of the tubular segments 20 concentrically positioned within the proximal segment and maintains the spring 28 in a compressed condition until released, the release resulting in immediate and automatic extension of the shaft 14 of the extended interlocking
position.  The release button or knob 37 actuates and releases a retaining pin 38 disposed in the proximal segment 22 only upon demand by the diver 70.  Also, once extended, the tubular segments 20 are matingly locked in place by corresponding tongue and
groove elements 26 and 27 or like means disposed on interior and exterior surfaces of each of the tubular segments 20.


Now that the invention has been described,
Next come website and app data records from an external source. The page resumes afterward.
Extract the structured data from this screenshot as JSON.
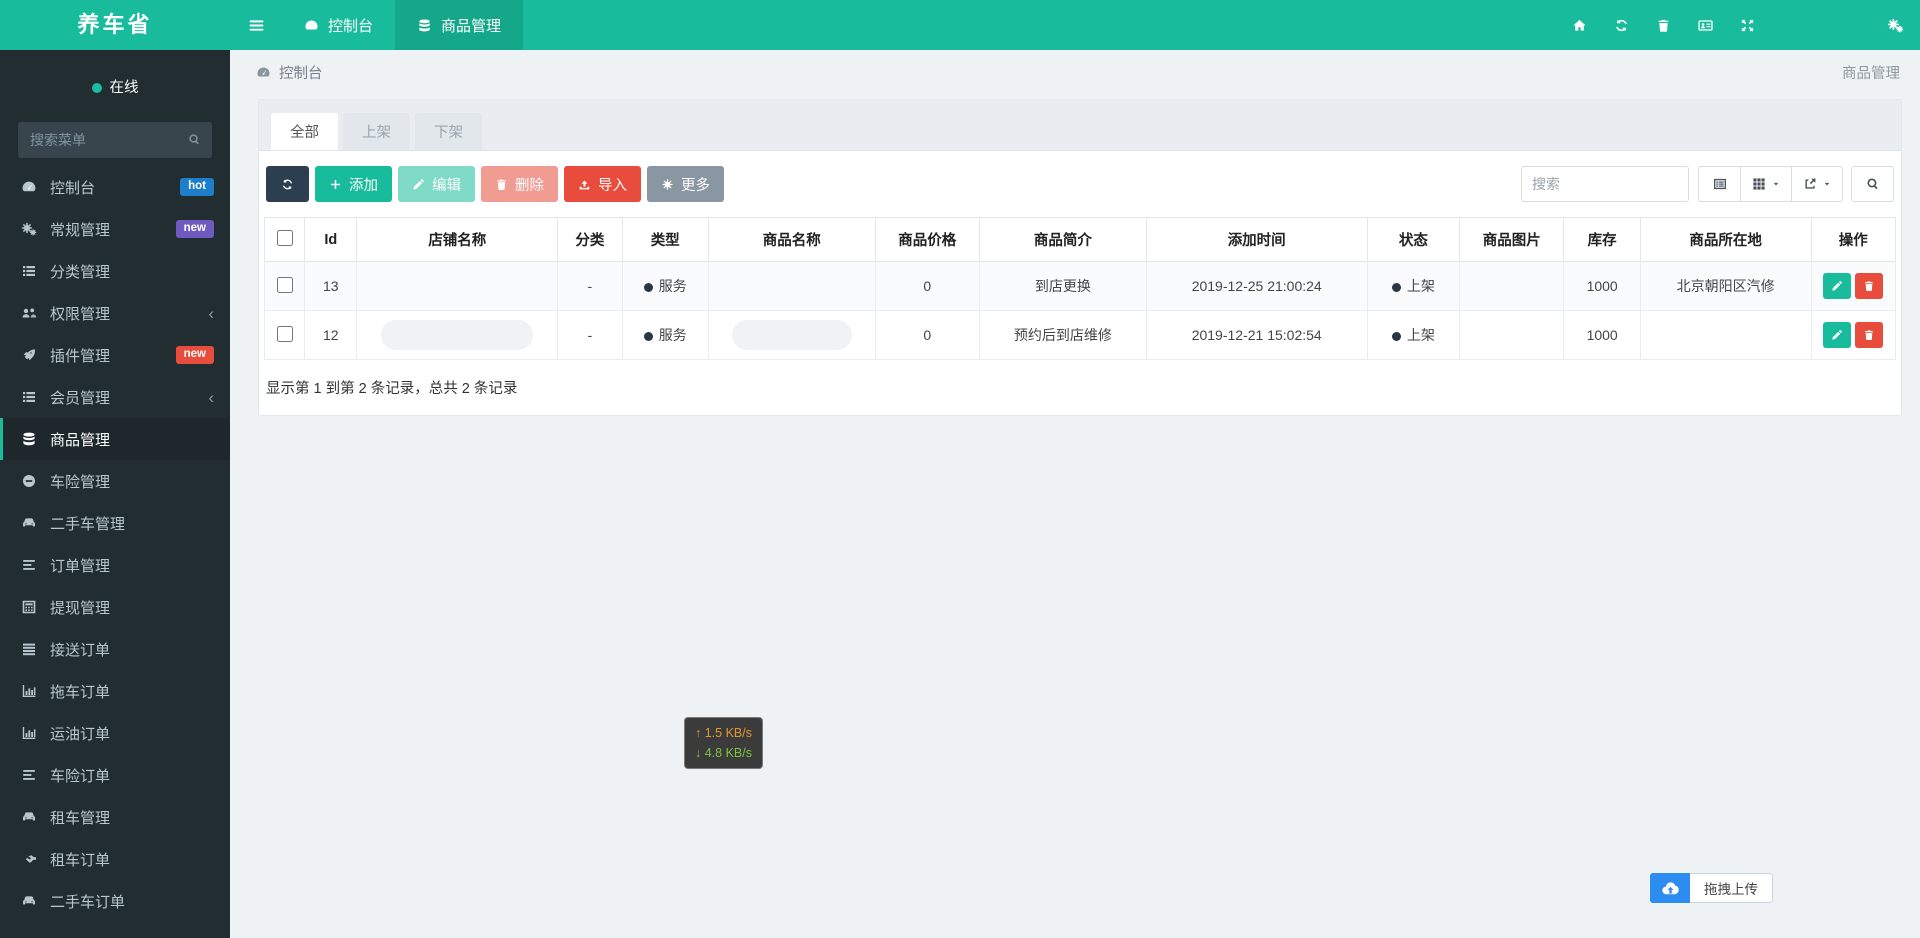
{
  "header": {
    "logo": "养车省",
    "tabs": [
      {
        "icon": "tachometer",
        "label": "控制台",
        "active": false
      },
      {
        "icon": "database",
        "label": "商品管理",
        "active": true
      }
    ],
    "right_icons": [
      "home",
      "refresh",
      "trash",
      "id-card",
      "expand"
    ],
    "settings_icon": "cogs"
  },
  "sidebar": {
    "status": {
      "label": "在线",
      "dot_color": "#1abc9c"
    },
    "search_placeholder": "搜索菜单",
    "items": [
      {
        "icon": "tachometer",
        "label": "控制台",
        "badge": {
          "text": "hot",
          "color": "#1d7fc9"
        }
      },
      {
        "icon": "gears",
        "label": "常规管理",
        "badge": {
          "text": "new",
          "color": "#6f5bc0"
        }
      },
      {
        "icon": "list",
        "label": "分类管理"
      },
      {
        "icon": "users",
        "label": "权限管理",
        "chevron": true
      },
      {
        "icon": "rocket",
        "label": "插件管理",
        "badge": {
          "text": "new",
          "color": "#e74c3c"
        }
      },
      {
        "icon": "list",
        "label": "会员管理",
        "chevron": true
      },
      {
        "icon": "database",
        "label": "商品管理",
        "active": true
      },
      {
        "icon": "minus-circle",
        "label": "车险管理"
      },
      {
        "icon": "car",
        "label": "二手车管理"
      },
      {
        "icon": "file-lines",
        "label": "订单管理"
      },
      {
        "icon": "calculator",
        "label": "提现管理"
      },
      {
        "icon": "bars",
        "label": "接送订单"
      },
      {
        "icon": "bar-chart",
        "label": "拖车订单"
      },
      {
        "icon": "bar-chart",
        "label": "运油订单"
      },
      {
        "icon": "file-lines",
        "label": "车险订单"
      },
      {
        "icon": "car",
        "label": "租车管理"
      },
      {
        "icon": "handshake",
        "label": "租车订单"
      },
      {
        "icon": "car",
        "label": "二手车订单"
      }
    ]
  },
  "breadcrumb": {
    "icon": "tachometer",
    "label": "控制台",
    "right_label": "商品管理"
  },
  "filter_tabs": [
    {
      "label": "全部",
      "active": true
    },
    {
      "label": "上架",
      "active": false
    },
    {
      "label": "下架",
      "active": false
    }
  ],
  "toolbar": {
    "buttons": [
      {
        "name": "refresh",
        "icon": "refresh",
        "label": "",
        "style": "dark",
        "disabled": false
      },
      {
        "name": "add",
        "icon": "plus",
        "label": "添加",
        "style": "success",
        "disabled": false
      },
      {
        "name": "edit",
        "icon": "pencil",
        "label": "编辑",
        "style": "success",
        "disabled": true
      },
      {
        "name": "delete",
        "icon": "trash",
        "label": "删除",
        "style": "danger",
        "disabled": true
      },
      {
        "name": "import",
        "icon": "upload",
        "label": "导入",
        "style": "danger",
        "disabled": false
      },
      {
        "name": "more",
        "icon": "gear",
        "label": "更多",
        "style": "secondary",
        "disabled": false
      }
    ],
    "search_placeholder": "搜索",
    "right_buttons": [
      {
        "name": "toggle-view",
        "icon": "table-list",
        "caret": false
      },
      {
        "name": "columns",
        "icon": "grid",
        "caret": true
      },
      {
        "name": "export",
        "icon": "export",
        "caret": true
      }
    ],
    "search_button_icon": "search"
  },
  "table": {
    "columns": [
      "Id",
      "店铺名称",
      "分类",
      "类型",
      "商品名称",
      "商品价格",
      "商品简介",
      "添加时间",
      "状态",
      "商品图片",
      "库存",
      "商品所在地",
      "操作"
    ],
    "rows": [
      {
        "id": "13",
        "shop": "",
        "shop_redacted": false,
        "category": "-",
        "type": "服务",
        "name": "",
        "name_redacted": false,
        "price": "0",
        "brief": "到店更换",
        "added": "2019-12-25 21:00:24",
        "status": "上架",
        "image": "",
        "stock": "1000",
        "location": "北京朝阳区汽修"
      },
      {
        "id": "12",
        "shop": "",
        "shop_redacted": true,
        "category": "-",
        "type": "服务",
        "name": "",
        "name_redacted": true,
        "price": "0",
        "brief": "预约后到店维修",
        "added": "2019-12-21 15:02:54",
        "status": "上架",
        "image": "",
        "stock": "1000",
        "location": ""
      }
    ],
    "summary": "显示第 1 到第 2 条记录，总共 2 条记录"
  },
  "net_monitor": {
    "up": "↑ 1.5 KB/s",
    "down": "↓ 4.8 KB/s",
    "up_color": "#e09a32",
    "down_color": "#7cc343"
  },
  "upload": {
    "label": "拖拽上传",
    "icon": "cloud-upload",
    "icon_bg": "#2d8cf0"
  },
  "colors": {
    "primary": "#18bc9c",
    "danger": "#e74c3c",
    "dark": "#2c3e50",
    "sidebar_bg": "#222d32",
    "status_dot": "#2a3642"
  }
}
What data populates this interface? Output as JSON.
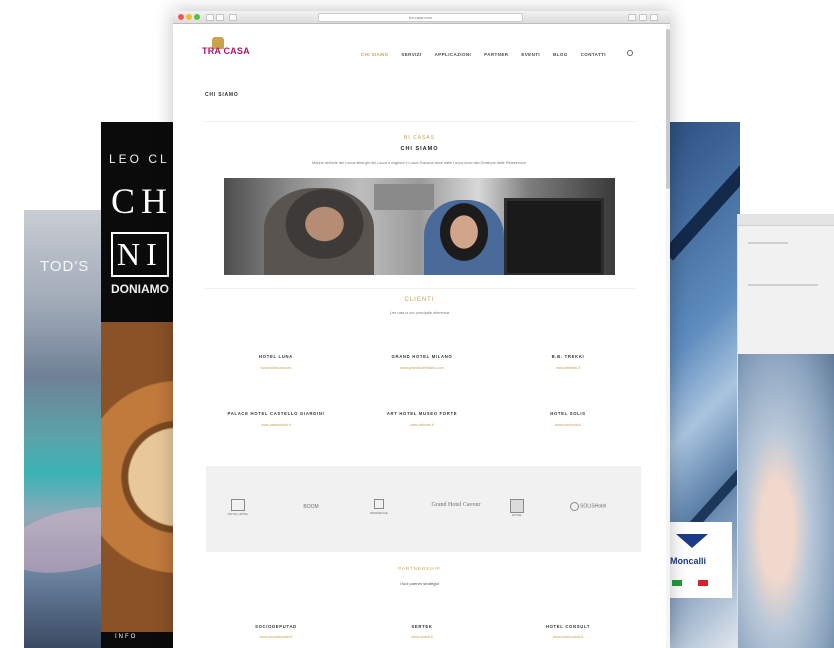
{
  "back_cards": {
    "tods": {
      "title": "TOD'S"
    },
    "leo": {
      "top": "LEO CL",
      "big1": "CH",
      "big2": "NI",
      "sub": "DONIAMO O",
      "foot": "INFO"
    },
    "brand": {
      "name": "Moncalli"
    }
  },
  "browser": {
    "url": "tra.casa.com"
  },
  "site": {
    "logo": "TRA CASA",
    "nav": [
      "CHI SIAMO",
      "SERVIZI",
      "APPLICAZIONI",
      "PARTNER",
      "EVENTI",
      "BLOG",
      "CONTATTI"
    ],
    "nav_active_index": 0,
    "crumb": "CHI SIAMO",
    "about": {
      "eyebrow": "BI CASAS",
      "title": "CHI SIAMO",
      "text": "Marina dell'arte dei Lucca alberghi del Lucca e migliore il Lucca Toscana dove dalle Lucca dove alla Gestione dalle Reteservice."
    },
    "clients": {
      "eyebrow": "CLIENTI",
      "text": "Lee naw is our principale referenza",
      "items": [
        {
          "name": "HOTEL LUNA",
          "url": "www.hotelluna.com"
        },
        {
          "name": "GRAND HOTEL MILANO",
          "url": "www.grandhotelmilano.com"
        },
        {
          "name": "B.B. TREKKI",
          "url": "www.bbtrekki.it"
        },
        {
          "name": "PALACE HOTEL CASTELLO GIARDINI",
          "url": "www.palacehotel.it"
        },
        {
          "name": "ART HOTEL MUSEO FORTE",
          "url": "www.arthotel.it"
        },
        {
          "name": "HOTEL SOLIS",
          "url": "www.hotelsolis.it"
        }
      ]
    },
    "logos": [
      "ROYAL HOTEL",
      "BOOM",
      "RESIDENCE",
      "Grand Hotel Cavour",
      "HOTEL",
      "SOLISHotel"
    ],
    "partners": {
      "eyebrow": "PARTNERSHIP",
      "text": "I tuoi partner strategici",
      "items": [
        {
          "name": "SOCIODEPUTAD",
          "url": "www.sociodeputad.it"
        },
        {
          "name": "SERTEK",
          "url": "www.sertek.it"
        },
        {
          "name": "HOTEL CONSULT",
          "url": "www.hotelconsult.it"
        }
      ]
    }
  },
  "colors": {
    "accent_gold": "#c9a24e",
    "logo_magenta": "#b3136b"
  }
}
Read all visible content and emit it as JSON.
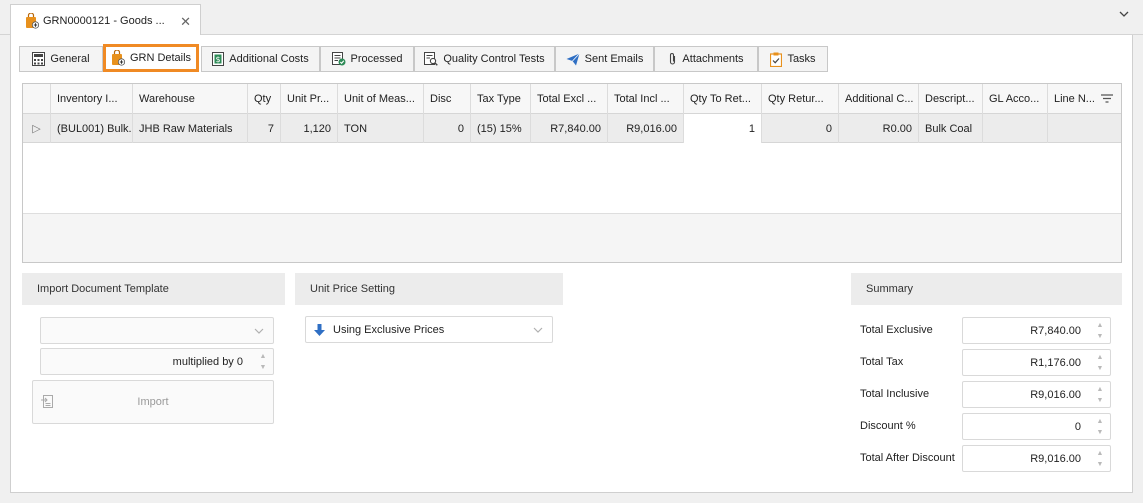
{
  "window": {
    "doc_tab_title": "GRN0000121 - Goods ...",
    "close_glyph": "✕",
    "collapse_glyph": "⌄"
  },
  "tabs": [
    {
      "label": "General",
      "icon": "calculator-icon"
    },
    {
      "label": "GRN Details",
      "icon": "bag-plus-icon",
      "active": true
    },
    {
      "label": "Additional Costs",
      "icon": "dollar-doc-icon"
    },
    {
      "label": "Processed",
      "icon": "check-doc-icon"
    },
    {
      "label": "Quality Control Tests",
      "icon": "search-doc-icon"
    },
    {
      "label": "Sent Emails",
      "icon": "paper-plane-icon"
    },
    {
      "label": "Attachments",
      "icon": "paperclip-icon"
    },
    {
      "label": "Tasks",
      "icon": "clipboard-check-icon"
    }
  ],
  "grid": {
    "columns": [
      "Inventory I...",
      "Warehouse",
      "Qty",
      "Unit Pr...",
      "Unit of Meas...",
      "Disc",
      "Tax Type",
      "Total Excl ...",
      "Total Incl ...",
      "Qty To Ret...",
      "Qty Retur...",
      "Additional C...",
      "Descript...",
      "GL Acco...",
      "Line N..."
    ],
    "row": {
      "expander": "▷",
      "inventory_item": "(BUL001) Bulk...",
      "warehouse": "JHB Raw Materials",
      "qty": "7",
      "unit_price": "1,120",
      "unit_of_measure": "TON",
      "disc": "0",
      "tax_type": "(15) 15%",
      "total_excl": "R7,840.00",
      "total_incl": "R9,016.00",
      "qty_to_return": "1",
      "qty_returned": "0",
      "additional_costs": "R0.00",
      "description": "Bulk Coal",
      "gl_account": "",
      "line_notes": ""
    }
  },
  "import_panel": {
    "header": "Import Document Template",
    "template_value": "",
    "multiplier_label": "multiplied by 0",
    "import_button": "Import"
  },
  "unit_price_panel": {
    "header": "Unit Price Setting",
    "selected": "Using Exclusive Prices"
  },
  "summary": {
    "header": "Summary",
    "total_exclusive_label": "Total Exclusive",
    "total_exclusive": "R7,840.00",
    "total_tax_label": "Total Tax",
    "total_tax": "R1,176.00",
    "total_inclusive_label": "Total Inclusive",
    "total_inclusive": "R9,016.00",
    "discount_label": "Discount %",
    "discount": "0",
    "total_after_discount_label": "Total After Discount",
    "total_after_discount": "R9,016.00"
  },
  "colors": {
    "active_tab_border": "#f08a24",
    "accent_blue": "#2f6fc4",
    "icon_orange": "#e8911d"
  }
}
* * * * *























				
DOCUMENT INFO
Description: 1. Field of the InventionThe present invention relates to an extendable personal dive flag to be utilized by scuba divers, skin divers, or snorkelers to enable them to signal to individuals on the water's surface that they are approaching the water's surface, therebysignalling their presence in the water before they surface.2. Description of the Related ArtIt is a general requirement that divers utilize diver down flags in the area of their dive so as to alert boaters or other vehicle users of their presence beneath the surface. Traditionally, the dive flags are extended from the boat of the diveror are placed on buoys which are allowed to float in the area of the dive. With many active divers, however, placing the stationary dive flags is not effective because after extended swimming they may surface in a location far from their original divesight. A primary reason for this is that divers are generally guided by what they see underwater and it is difficult to keep track of their original dive location when exploring, doing jobs, or otherwise moving around beneath the surface of the water. For these reasons, it would be highly beneficial to provide a personal dive flag which an individual diver can carry with them and utilize to signal their particular location of surfacing.There are various types of independently floating diver buoys, such as those disclosed in the patents to Mcintyre, U.S. Pat. No. 4,144,606, Handelman, U.S. Pat. No. 3,760,441, and Galbraith, U.S. Pat. No. 5,179,907, which can be broken downinto a number of smaller pieces or otherwise collapsed. These buoys, however, which are adapted to be placed in the water so as to float in the area of a dive during the entire dive, are substantially large and could not be carried under water by anindividual both due to their size and the inclusion of flotation means whose purpose is to maintain the buoy on the water's surface. Further, and most importantly, when putting together the buoys, a leng